Source data below:

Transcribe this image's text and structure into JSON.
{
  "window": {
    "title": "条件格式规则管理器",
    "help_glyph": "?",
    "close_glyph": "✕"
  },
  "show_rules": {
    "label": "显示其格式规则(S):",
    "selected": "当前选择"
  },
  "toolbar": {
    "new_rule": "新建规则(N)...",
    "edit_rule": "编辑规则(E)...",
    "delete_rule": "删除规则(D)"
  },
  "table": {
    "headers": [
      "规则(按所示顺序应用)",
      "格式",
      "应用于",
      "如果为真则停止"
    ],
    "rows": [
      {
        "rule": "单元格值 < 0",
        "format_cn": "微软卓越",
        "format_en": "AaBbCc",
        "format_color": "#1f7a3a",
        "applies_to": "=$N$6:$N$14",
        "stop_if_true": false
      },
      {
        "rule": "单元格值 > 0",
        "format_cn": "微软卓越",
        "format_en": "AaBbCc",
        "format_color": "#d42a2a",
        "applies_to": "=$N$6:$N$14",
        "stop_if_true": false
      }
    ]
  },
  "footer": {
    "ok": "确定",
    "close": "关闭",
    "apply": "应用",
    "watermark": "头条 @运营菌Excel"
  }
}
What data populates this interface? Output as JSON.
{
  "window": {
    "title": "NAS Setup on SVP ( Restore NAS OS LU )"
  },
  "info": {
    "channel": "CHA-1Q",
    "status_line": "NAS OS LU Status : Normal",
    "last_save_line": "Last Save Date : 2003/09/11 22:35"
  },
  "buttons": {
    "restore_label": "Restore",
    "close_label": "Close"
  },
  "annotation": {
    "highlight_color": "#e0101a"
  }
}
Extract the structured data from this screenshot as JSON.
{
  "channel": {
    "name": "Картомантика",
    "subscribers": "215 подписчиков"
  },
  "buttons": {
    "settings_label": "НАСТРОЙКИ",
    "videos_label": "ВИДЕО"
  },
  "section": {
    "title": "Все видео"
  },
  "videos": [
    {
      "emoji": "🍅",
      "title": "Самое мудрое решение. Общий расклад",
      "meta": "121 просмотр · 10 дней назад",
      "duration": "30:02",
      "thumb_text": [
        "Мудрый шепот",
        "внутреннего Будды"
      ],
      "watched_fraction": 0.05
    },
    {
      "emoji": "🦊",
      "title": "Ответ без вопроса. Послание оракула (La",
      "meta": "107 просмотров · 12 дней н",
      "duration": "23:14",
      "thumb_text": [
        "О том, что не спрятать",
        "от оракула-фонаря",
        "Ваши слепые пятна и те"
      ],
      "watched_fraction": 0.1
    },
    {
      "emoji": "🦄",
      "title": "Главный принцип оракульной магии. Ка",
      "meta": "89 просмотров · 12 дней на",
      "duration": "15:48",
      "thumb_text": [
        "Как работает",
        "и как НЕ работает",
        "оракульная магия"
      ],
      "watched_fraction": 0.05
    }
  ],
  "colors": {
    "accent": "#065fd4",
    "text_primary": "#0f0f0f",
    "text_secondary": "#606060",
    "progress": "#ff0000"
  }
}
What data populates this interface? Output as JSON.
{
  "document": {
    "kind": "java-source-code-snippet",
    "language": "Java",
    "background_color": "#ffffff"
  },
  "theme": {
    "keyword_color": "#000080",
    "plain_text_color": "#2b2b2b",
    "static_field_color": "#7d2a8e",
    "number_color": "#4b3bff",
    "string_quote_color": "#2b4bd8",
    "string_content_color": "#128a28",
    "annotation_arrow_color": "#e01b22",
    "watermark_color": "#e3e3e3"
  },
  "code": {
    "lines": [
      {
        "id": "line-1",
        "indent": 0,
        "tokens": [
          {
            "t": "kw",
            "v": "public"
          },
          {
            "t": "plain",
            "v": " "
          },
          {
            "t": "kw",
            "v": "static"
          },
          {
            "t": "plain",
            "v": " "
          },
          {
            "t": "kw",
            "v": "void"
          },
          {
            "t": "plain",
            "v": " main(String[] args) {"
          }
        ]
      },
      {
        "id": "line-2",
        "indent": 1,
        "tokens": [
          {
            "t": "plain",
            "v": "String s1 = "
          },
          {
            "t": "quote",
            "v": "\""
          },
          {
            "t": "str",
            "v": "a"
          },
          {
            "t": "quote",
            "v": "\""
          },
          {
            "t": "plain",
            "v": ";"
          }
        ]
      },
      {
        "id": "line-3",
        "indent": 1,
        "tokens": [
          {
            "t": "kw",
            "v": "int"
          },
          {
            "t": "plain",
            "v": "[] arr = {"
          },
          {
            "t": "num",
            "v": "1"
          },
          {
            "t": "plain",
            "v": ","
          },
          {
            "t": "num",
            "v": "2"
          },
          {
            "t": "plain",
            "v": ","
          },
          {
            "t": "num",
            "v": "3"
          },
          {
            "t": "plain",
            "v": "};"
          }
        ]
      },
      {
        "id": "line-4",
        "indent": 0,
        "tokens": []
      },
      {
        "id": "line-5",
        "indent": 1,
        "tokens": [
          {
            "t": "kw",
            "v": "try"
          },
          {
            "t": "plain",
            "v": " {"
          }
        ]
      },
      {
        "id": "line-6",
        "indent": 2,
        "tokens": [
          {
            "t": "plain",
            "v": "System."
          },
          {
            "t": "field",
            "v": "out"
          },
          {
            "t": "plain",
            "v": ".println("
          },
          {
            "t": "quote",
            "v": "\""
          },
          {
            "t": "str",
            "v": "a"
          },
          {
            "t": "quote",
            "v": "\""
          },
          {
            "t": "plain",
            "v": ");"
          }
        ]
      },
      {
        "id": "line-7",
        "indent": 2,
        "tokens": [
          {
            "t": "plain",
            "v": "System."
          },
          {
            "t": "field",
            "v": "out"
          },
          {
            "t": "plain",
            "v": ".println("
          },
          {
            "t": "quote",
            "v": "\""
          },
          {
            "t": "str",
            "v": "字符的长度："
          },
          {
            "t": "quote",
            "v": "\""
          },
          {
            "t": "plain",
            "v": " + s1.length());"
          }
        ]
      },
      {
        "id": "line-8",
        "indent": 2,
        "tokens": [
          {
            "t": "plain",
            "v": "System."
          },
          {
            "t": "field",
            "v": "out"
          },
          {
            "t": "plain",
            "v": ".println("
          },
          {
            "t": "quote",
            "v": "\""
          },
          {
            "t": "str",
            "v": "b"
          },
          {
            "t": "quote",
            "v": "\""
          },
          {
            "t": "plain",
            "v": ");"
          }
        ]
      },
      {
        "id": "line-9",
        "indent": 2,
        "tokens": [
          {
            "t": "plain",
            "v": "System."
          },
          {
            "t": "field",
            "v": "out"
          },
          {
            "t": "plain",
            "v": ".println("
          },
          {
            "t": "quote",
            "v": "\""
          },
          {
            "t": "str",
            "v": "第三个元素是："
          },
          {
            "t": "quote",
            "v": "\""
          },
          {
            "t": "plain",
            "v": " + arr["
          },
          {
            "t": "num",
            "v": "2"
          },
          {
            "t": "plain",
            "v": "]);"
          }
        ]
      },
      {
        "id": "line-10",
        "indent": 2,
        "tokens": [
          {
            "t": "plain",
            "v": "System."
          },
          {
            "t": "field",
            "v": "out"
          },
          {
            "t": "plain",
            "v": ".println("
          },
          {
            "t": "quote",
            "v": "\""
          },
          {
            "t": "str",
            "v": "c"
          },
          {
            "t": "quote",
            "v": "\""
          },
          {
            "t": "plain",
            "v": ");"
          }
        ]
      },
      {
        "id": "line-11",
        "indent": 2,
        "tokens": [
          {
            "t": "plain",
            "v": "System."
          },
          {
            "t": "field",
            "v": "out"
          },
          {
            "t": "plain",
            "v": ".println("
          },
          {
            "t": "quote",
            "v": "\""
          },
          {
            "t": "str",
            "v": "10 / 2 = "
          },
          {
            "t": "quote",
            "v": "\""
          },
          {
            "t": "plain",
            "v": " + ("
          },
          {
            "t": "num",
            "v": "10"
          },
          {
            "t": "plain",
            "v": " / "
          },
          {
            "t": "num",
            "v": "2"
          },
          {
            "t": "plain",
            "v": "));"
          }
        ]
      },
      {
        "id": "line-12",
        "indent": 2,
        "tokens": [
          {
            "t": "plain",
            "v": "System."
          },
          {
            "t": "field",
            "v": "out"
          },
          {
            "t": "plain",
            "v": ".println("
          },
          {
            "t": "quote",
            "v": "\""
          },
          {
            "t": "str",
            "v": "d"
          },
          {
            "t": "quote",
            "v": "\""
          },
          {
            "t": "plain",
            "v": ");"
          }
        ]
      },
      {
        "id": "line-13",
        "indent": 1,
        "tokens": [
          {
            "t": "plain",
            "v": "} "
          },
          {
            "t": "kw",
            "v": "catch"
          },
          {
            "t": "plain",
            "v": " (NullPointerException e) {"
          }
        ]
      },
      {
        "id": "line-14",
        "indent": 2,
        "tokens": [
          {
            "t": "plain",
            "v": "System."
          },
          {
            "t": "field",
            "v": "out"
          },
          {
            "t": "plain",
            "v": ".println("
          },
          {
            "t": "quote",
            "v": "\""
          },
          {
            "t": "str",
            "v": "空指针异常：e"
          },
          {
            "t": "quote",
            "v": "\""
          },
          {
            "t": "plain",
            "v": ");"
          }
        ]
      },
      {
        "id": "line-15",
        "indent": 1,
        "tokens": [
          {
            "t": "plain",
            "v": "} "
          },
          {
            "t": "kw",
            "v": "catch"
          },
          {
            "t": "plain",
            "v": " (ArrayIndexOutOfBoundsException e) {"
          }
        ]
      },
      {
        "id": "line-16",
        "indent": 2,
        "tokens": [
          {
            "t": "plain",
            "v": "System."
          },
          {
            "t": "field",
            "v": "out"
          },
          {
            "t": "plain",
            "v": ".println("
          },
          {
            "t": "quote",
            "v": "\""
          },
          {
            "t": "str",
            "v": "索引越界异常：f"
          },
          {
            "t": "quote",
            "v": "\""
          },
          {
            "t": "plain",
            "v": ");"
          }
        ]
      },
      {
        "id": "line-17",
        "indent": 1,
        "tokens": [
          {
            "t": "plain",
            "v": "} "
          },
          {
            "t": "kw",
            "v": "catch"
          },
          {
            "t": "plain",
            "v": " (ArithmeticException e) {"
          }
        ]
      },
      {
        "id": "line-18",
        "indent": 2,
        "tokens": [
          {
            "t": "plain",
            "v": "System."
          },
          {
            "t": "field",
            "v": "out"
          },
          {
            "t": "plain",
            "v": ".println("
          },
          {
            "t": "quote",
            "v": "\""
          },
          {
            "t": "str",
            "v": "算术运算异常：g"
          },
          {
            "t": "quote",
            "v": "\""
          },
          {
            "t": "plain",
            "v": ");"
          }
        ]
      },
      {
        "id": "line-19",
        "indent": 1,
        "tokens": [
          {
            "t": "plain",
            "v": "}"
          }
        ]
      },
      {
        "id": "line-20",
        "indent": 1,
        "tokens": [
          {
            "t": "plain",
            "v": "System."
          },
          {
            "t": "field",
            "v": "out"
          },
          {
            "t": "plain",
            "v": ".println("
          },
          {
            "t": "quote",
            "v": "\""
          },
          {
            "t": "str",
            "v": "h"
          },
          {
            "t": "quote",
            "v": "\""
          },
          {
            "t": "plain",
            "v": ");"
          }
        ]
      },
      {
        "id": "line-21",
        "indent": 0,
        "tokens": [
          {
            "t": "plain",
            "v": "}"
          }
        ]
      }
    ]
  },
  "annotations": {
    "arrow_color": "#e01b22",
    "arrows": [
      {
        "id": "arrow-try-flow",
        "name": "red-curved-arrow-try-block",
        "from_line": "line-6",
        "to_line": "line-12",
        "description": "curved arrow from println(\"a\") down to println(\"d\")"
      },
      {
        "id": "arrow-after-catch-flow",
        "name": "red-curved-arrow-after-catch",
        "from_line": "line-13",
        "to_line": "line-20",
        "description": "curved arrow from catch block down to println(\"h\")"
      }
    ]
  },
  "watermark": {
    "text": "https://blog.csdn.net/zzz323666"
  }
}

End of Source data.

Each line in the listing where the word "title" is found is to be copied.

    "title": "条件格式规则管理器",
    "title": "NAS Setup on SVP ( Restore NAS OS LU )"
    "title": "Все видео"
      "title": "Самое мудрое решение. Общий расклад",
      "title": "Ответ без вопроса. Послание оракула (La",
      "title": "Главный принцип оракульной магии. Ка",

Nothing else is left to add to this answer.